The protests began after 12-year-old Nada Hassan Abdel Maqsoud died from a botched circumcision in the Upper Egypt town of Assyout. Both the girl’s father and uncle were arrested and held for questioning for four days, along with the retired doctor who performed the procedure.
Since 2003, at least six Egyptian young women have died as a result of being circumcised.
Writer and sociologist Nawal Sadawi decried the practice at a recent women’s forum. She said that circumcising women is ghastly, both medically, socially and psychologically. It is deceitful, she said, to cut off a part of a girl’s body on the pretext of morality.
Dr. George Nashed, who heads the good practices committee of the Egyptian Doctors’ Syndicate, told Egyptian media that female circumcision continues, despite having been outlawed in 2008. He said that Egyptian law now bans the procedure, but it remains a customary practice, even if it is not based in religion. He said the practice is less common in Cairo, but widespread in the provinces and villages.

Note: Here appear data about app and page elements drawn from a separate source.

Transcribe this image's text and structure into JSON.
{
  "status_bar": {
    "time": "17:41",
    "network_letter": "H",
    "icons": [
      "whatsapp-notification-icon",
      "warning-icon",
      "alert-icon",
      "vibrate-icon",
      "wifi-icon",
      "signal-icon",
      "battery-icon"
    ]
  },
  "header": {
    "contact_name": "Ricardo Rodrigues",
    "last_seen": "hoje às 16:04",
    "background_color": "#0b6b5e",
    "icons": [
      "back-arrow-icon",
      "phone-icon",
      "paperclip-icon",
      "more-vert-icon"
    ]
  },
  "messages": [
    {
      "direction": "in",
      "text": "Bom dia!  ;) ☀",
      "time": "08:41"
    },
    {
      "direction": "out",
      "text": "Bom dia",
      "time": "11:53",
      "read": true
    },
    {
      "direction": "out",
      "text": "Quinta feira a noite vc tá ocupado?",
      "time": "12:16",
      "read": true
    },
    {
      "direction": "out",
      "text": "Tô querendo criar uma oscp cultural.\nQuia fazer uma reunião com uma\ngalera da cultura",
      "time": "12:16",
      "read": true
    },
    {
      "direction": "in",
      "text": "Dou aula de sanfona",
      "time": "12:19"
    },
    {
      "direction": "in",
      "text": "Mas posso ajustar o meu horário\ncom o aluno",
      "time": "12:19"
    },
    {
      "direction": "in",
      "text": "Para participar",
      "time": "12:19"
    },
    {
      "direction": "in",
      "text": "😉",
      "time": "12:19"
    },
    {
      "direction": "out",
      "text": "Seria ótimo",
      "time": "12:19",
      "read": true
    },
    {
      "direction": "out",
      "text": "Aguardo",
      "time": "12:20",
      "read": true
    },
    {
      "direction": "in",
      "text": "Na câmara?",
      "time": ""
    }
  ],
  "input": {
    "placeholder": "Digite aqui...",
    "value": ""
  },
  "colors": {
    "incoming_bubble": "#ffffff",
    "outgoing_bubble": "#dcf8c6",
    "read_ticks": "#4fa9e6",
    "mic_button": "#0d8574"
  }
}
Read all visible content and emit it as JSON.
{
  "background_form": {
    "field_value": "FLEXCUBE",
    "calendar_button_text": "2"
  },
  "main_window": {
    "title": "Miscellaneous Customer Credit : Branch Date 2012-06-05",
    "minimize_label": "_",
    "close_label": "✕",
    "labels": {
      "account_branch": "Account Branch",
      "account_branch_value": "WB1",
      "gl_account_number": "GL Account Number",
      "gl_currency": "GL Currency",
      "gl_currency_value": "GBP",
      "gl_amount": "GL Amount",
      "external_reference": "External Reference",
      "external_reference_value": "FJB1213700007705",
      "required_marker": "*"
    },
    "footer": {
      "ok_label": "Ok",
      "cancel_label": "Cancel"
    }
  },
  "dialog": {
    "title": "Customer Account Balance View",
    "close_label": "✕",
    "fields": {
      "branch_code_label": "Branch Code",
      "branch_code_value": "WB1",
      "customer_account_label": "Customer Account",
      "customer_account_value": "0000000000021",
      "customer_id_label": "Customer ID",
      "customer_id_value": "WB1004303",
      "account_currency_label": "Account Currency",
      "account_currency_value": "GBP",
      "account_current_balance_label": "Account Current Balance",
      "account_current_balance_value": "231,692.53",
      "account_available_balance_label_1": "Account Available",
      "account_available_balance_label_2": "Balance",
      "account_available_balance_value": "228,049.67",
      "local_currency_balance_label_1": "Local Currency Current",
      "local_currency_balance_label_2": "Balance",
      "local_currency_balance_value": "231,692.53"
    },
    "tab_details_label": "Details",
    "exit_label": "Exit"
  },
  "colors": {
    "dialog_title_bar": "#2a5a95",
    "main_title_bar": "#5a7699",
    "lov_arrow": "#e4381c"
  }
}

More than 87% of Egyptian women from ages 15 to 49 are circumcised. The figure is almost as high in Sudan. By contrast, only 18.5% of Yemeni women and just 7.4% of Iraqi women are circumcised.